Information About United States v. Washington, Subproceeding 09-1

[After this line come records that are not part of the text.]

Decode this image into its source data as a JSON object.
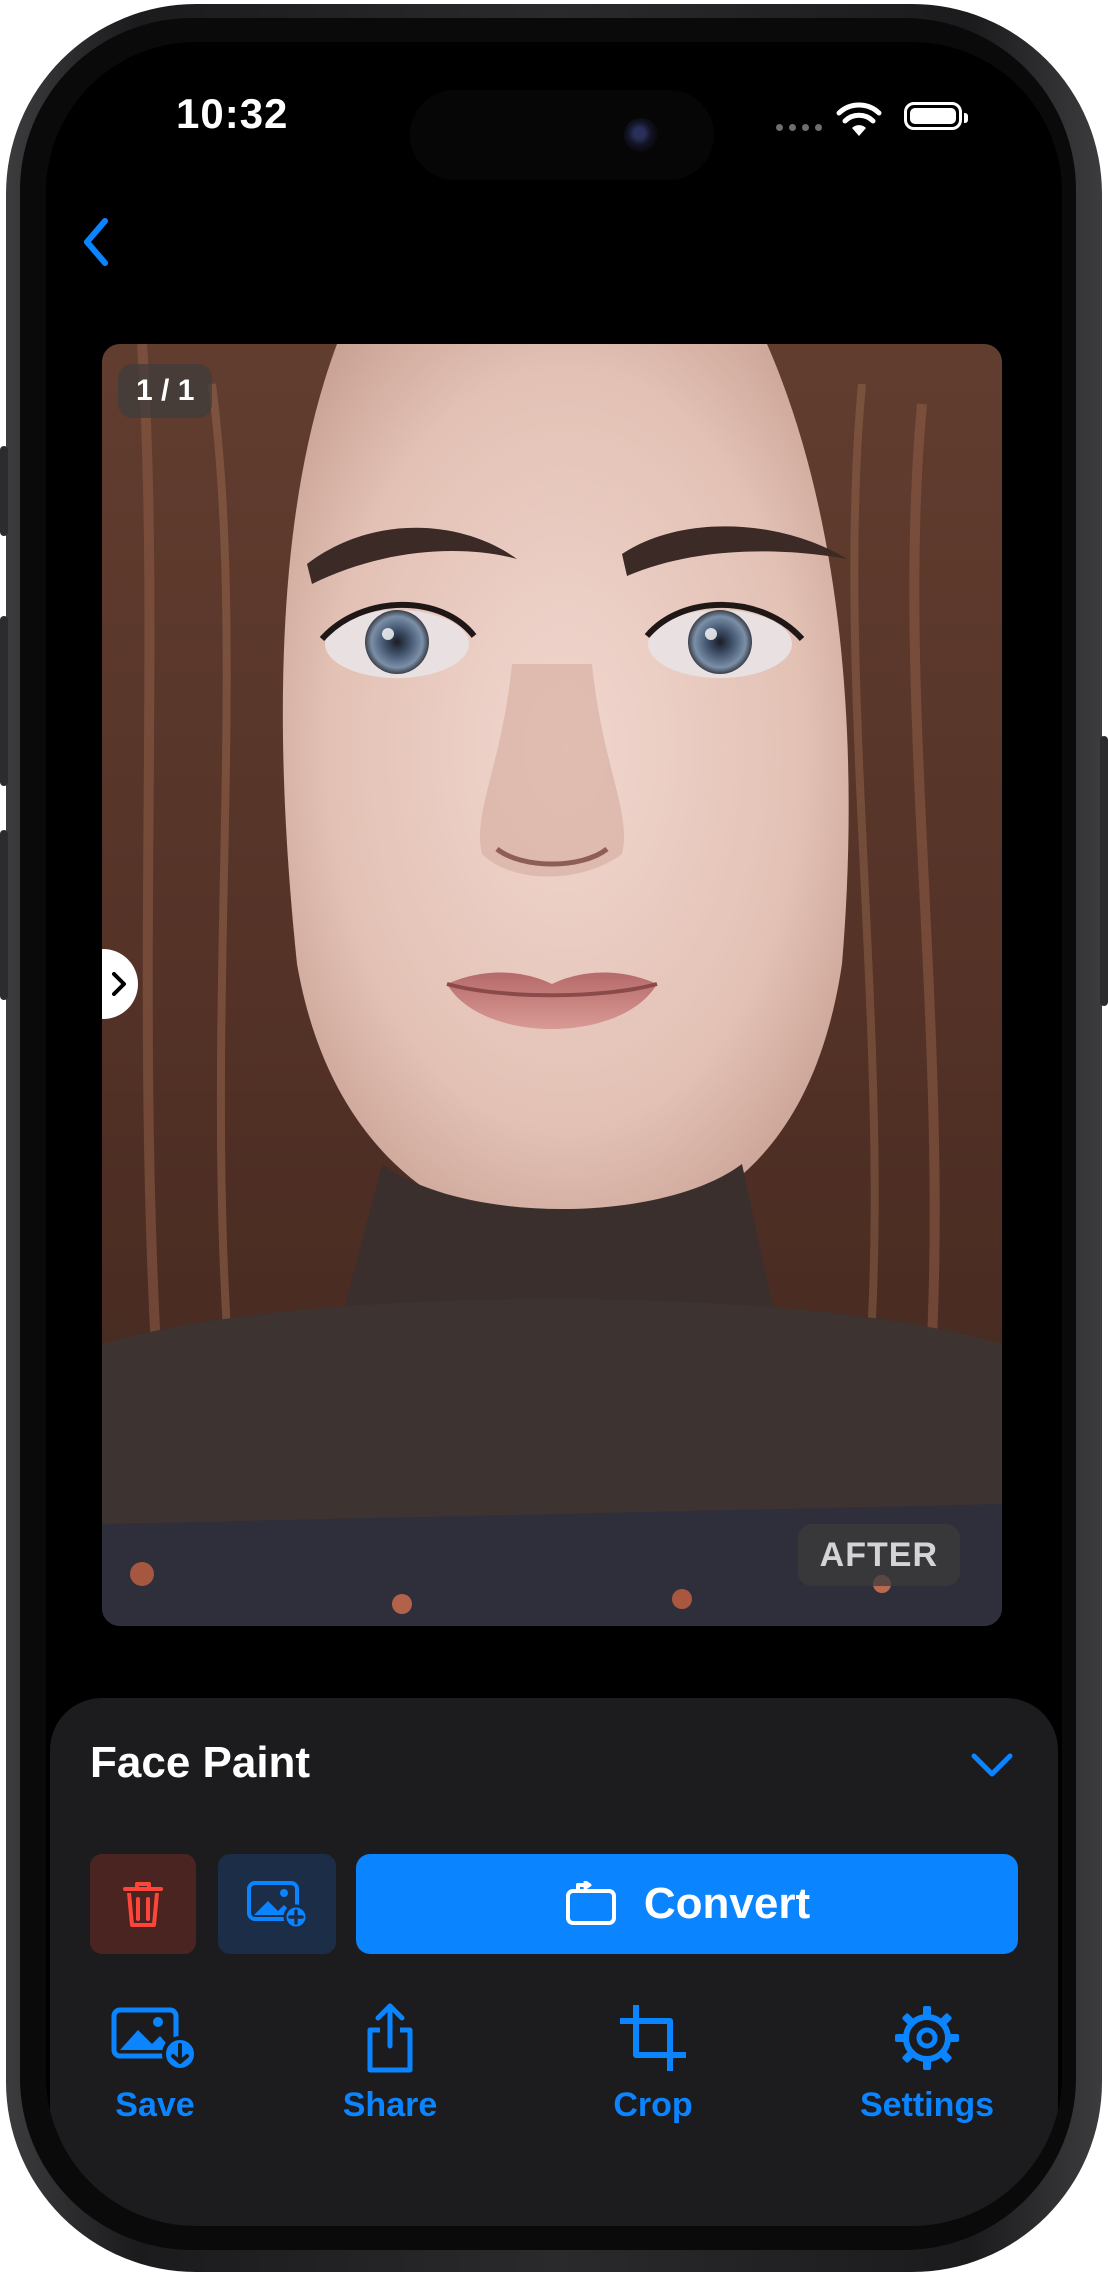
{
  "status_bar": {
    "time": "10:32"
  },
  "viewer": {
    "page_indicator": "1 / 1",
    "state_label": "AFTER"
  },
  "panel": {
    "effect_name": "Face Paint",
    "convert_label": "Convert"
  },
  "tabs": [
    {
      "label": "Save",
      "icon": "save-photo-icon"
    },
    {
      "label": "Share",
      "icon": "share-icon"
    },
    {
      "label": "Crop",
      "icon": "crop-icon"
    },
    {
      "label": "Settings",
      "icon": "gear-icon"
    }
  ],
  "colors": {
    "accent": "#0a84ff",
    "destructive": "#ff453a",
    "panel_bg": "#1c1c1e"
  }
}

Unfortunately, the Makah Tribe has decided to appeal the Ninth Circuit decision in our ocean boundary case to the United States Supreme Court. The federal government first set 40-mile ocean treaty fishing boundaries for the Quileute Tribe and Quinault Nation in 1986 after reviewing evidence of where the Tribes customarily caught aquatic animals, including whales and seals. 50 C.F.R. § 301.19 (1986). Nearly three decades later, after a 23-day trial (the longest trial in the nearly 50-year history of United States v. Washington), the trial court reached substantially the same conclusion, finding that Quileute and Quinault’s usual and accustomed areas extended 40 and 30 miles offshore. Consistent with long-established law, the trial court defined unitary, non-species-specific boundaries for these areas, and found that such boundaries corresponded with how these Tribes and the United States understood the Treaty of Olympia. The Ninth Circuit properly affirmed the trial court’s “extensive factual findings” and corresponding legal conclusions that the “right of taking fish at all usual and accustomed grounds and stations” in the Treaty of Olympia includes the grounds and stations where Quileute and Quinault customarily caught whales and seals.